While some “mature” consumers may question the appeal of Facebook’s Places application – the program that allows a user to “check in” and let friends or others know where they are at any given time – savvy marketers see the application as a great way to reach a highly desirable demographic. Places largely appeals to [...]
Apple has built its reputation on innovation, on breaking the mold, on thinking outside the box. But can they keep their outsider ethos when they are the standard instead of the new technology on the block? If recent and continuing developments with the Apple App Store for iPhone and the iPod TYouch are any indication, [...]
Craigslist offers listings for everything from apartments to lawyers to dates. It is free for users to search and in most cases, free for posters to put up their ads.
Patricia Nakache, a general partner at the venture capital firm, Trinity, is backing start-ups that figure people would be willing to pay for higher-quality, screened listings.

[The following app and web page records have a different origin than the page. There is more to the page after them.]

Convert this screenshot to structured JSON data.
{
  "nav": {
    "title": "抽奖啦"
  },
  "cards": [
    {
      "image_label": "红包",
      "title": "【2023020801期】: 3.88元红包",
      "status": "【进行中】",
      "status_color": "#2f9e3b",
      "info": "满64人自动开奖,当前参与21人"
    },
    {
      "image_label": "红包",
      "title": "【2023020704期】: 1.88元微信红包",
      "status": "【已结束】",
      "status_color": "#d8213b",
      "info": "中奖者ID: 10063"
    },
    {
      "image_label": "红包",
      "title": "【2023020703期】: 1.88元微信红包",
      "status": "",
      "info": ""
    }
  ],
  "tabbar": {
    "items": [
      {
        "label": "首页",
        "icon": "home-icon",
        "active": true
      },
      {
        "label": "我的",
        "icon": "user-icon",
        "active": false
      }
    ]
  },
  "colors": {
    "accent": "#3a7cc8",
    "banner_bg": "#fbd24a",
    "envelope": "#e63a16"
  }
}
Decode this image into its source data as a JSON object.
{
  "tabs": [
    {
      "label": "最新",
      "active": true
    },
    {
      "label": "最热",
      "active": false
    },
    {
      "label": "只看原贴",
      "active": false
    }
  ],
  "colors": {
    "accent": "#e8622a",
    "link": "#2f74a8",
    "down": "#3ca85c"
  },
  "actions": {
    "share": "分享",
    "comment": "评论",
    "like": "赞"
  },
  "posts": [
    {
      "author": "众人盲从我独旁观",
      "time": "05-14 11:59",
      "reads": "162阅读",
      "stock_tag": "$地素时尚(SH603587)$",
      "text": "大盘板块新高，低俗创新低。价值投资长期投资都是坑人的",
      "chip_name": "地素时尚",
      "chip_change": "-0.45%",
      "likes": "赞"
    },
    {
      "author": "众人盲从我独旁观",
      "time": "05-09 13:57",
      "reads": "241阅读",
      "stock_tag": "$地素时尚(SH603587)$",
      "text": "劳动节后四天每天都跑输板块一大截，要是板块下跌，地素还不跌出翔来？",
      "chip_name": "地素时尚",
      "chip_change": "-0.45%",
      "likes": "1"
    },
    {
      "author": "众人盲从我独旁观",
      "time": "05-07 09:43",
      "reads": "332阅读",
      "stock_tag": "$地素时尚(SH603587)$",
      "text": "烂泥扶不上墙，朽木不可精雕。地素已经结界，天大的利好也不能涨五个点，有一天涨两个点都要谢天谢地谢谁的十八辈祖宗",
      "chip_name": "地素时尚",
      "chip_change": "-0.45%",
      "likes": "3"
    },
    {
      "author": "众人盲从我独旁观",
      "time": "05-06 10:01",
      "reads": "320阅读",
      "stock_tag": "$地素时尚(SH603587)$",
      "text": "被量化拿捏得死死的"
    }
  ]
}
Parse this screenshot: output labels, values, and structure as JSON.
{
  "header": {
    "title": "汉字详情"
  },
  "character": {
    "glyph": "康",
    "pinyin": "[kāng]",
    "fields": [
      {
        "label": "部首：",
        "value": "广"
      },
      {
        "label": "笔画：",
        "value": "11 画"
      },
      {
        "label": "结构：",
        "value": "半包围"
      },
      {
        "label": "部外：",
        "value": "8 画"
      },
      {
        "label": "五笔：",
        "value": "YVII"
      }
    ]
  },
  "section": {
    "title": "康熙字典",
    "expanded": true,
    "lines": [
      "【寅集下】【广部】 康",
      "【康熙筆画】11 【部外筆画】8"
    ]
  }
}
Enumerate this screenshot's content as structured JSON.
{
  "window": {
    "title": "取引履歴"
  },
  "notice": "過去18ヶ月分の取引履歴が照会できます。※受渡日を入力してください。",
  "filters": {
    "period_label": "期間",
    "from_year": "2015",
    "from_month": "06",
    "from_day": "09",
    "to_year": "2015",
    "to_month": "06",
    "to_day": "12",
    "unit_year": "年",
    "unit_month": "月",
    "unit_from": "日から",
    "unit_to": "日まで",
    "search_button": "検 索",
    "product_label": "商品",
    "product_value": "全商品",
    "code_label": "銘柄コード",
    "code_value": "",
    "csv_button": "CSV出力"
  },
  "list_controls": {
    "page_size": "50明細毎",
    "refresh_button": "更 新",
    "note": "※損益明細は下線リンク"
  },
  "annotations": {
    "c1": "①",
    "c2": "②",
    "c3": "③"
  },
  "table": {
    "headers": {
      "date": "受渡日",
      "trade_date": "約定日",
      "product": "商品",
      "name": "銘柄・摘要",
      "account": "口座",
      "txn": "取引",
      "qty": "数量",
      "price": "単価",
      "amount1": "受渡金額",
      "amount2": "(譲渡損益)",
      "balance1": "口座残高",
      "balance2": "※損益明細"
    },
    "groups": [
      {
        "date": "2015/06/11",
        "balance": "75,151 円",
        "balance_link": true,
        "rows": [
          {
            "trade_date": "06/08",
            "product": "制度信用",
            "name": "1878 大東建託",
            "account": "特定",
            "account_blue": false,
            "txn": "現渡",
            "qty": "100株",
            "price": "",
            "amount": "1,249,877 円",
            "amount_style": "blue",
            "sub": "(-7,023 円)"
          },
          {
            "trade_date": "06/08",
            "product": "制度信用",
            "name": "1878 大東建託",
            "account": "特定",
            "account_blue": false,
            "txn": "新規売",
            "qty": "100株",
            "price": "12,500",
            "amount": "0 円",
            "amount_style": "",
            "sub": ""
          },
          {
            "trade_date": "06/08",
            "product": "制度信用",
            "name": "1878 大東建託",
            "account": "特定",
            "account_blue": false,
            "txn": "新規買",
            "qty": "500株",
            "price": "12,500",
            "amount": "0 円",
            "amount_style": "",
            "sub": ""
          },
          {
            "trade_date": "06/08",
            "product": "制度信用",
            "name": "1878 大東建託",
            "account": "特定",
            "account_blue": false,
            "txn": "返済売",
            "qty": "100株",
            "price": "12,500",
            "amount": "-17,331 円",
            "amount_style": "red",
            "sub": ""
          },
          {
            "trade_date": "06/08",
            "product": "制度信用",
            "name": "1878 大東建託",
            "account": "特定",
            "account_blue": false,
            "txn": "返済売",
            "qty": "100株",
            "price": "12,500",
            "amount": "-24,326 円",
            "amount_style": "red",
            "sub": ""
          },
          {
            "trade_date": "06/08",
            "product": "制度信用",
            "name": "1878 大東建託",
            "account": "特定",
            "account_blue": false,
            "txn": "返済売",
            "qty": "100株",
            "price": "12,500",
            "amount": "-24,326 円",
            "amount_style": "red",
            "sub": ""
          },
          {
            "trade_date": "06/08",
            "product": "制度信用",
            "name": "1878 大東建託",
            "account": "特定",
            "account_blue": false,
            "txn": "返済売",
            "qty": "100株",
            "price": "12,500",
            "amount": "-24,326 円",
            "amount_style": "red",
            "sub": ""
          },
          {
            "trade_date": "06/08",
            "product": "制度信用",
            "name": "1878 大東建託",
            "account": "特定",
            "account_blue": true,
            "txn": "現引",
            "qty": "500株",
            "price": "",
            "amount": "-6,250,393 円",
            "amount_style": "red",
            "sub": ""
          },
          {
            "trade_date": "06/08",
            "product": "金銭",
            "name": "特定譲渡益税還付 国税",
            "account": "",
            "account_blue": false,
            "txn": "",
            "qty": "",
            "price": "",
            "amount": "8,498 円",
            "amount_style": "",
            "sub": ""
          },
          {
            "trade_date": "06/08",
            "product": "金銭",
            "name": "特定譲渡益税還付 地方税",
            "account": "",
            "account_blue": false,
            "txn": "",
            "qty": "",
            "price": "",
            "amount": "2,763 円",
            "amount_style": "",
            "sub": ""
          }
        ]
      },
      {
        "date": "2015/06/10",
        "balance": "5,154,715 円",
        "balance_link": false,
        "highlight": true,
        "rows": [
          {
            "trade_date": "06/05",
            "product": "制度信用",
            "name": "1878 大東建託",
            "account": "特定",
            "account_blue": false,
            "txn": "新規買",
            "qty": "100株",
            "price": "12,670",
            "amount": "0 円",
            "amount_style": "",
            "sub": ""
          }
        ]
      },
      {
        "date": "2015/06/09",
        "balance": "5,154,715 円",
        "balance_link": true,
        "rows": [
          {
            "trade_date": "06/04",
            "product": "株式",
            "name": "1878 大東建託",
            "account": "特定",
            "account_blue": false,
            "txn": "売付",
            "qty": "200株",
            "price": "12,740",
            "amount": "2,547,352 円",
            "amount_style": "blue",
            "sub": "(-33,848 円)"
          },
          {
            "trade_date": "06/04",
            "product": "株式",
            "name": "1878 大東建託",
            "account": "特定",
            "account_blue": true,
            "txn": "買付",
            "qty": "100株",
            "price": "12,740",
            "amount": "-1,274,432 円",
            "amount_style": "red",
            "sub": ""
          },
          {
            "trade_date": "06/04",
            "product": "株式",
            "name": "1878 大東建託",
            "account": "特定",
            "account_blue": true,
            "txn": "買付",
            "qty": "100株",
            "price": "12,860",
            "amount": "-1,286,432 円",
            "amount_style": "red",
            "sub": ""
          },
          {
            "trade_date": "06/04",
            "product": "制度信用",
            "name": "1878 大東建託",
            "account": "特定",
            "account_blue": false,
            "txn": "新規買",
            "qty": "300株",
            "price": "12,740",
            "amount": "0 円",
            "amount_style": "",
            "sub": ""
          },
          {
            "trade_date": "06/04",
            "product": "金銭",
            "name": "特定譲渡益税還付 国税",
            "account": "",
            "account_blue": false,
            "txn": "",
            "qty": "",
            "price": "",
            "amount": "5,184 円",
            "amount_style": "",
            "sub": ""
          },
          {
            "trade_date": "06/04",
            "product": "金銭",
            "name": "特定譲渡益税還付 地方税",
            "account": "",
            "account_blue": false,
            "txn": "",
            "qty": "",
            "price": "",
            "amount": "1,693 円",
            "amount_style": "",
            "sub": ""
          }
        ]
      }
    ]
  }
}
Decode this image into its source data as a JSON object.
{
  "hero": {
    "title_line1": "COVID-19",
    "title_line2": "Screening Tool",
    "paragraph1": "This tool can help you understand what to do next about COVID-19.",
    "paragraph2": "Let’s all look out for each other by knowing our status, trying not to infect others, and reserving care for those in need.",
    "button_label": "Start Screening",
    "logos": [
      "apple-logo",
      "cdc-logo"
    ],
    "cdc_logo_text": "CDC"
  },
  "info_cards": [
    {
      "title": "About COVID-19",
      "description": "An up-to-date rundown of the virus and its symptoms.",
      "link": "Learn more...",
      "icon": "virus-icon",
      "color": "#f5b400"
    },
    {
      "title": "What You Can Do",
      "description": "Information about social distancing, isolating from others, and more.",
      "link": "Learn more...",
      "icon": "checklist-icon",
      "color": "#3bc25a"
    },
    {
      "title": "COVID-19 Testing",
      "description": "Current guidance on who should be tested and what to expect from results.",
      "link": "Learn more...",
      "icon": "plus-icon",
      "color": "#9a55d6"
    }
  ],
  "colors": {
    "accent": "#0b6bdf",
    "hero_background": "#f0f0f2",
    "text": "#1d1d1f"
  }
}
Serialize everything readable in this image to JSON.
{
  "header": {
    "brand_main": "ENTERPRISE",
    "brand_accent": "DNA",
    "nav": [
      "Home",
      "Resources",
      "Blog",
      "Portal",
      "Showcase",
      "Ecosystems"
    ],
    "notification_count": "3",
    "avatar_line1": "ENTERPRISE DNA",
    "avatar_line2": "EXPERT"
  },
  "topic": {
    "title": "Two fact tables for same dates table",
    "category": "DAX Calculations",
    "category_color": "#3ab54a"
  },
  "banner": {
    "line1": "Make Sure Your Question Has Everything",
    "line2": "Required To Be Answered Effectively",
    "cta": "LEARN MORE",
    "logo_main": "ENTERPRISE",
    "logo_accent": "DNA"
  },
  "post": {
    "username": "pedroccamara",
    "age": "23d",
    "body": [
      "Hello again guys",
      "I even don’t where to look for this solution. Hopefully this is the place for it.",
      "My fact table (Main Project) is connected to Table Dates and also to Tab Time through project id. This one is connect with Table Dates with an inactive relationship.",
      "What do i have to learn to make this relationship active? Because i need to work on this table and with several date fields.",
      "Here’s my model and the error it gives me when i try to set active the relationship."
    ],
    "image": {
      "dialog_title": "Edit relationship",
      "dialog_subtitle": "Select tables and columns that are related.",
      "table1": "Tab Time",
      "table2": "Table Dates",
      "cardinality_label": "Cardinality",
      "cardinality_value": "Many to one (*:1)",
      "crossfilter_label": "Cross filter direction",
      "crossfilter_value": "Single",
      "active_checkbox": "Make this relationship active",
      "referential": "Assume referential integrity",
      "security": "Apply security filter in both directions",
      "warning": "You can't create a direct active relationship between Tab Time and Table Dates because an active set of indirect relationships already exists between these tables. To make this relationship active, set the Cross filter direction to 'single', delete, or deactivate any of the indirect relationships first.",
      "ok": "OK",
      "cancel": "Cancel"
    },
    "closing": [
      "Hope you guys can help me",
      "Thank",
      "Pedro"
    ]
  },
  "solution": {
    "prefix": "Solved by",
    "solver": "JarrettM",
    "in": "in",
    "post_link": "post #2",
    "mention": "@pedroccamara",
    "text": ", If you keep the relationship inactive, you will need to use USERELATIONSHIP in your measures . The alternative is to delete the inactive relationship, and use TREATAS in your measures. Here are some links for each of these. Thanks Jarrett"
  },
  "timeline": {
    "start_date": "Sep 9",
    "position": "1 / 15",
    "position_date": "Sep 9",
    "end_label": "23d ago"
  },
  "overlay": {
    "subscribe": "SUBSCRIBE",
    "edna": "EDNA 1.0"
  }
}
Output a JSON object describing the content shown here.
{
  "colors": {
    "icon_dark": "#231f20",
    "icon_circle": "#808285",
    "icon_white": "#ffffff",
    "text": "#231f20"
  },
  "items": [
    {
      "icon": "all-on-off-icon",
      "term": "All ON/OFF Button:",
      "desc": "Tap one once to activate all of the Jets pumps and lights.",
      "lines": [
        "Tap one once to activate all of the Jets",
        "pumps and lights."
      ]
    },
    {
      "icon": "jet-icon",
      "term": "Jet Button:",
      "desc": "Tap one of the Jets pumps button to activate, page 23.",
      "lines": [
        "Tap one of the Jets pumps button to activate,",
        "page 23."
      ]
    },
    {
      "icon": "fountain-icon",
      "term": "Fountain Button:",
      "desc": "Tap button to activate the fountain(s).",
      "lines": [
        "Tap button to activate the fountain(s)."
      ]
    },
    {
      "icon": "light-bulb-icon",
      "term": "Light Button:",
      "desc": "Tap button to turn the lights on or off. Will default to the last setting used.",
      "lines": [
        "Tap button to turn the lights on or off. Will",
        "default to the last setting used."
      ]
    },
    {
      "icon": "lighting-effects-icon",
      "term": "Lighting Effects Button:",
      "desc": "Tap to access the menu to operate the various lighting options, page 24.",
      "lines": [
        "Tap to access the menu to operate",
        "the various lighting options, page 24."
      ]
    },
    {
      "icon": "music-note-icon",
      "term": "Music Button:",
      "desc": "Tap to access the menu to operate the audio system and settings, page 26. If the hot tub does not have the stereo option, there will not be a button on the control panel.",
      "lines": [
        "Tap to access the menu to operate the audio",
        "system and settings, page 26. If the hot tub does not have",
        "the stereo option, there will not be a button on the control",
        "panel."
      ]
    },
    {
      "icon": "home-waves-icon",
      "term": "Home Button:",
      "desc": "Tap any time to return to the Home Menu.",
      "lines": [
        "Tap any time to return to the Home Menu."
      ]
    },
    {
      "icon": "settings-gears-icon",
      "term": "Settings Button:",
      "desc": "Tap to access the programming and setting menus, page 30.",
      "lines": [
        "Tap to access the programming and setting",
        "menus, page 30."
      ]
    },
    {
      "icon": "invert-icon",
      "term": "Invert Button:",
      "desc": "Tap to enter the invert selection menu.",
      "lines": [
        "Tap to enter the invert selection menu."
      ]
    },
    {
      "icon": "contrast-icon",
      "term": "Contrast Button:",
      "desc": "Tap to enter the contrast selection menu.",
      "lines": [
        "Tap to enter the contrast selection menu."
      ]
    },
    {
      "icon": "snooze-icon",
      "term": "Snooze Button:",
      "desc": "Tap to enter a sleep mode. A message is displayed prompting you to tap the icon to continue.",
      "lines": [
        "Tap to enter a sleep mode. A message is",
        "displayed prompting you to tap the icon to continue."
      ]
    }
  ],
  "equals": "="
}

Because Craigslist does not much care about making money, it can be hard for a profit-driven business to compete. Just ask newspapers, which have seen their classified ads virtually disappear. But Ms. Nakache argues that “people are willing to pay for a better experience.”
If Senators John McCain and Barack Obama actually do debate Friday night, you will be able to watch what thousands of viewers think of their verbal sparring almost as they talk. Twitter, the service that lets techno-hipsters broadcast their thoughts in 140-character bursts, is setting up a special politics page to make it easy to tune into the chatter.
At midnight Thursday, the company is launching election.twitter.com, the first specialized section of its site. Like Twitter’s main service, it is dominated by a big white box. But instead of typing an answer to What are you doing? the election site asks, What do you think?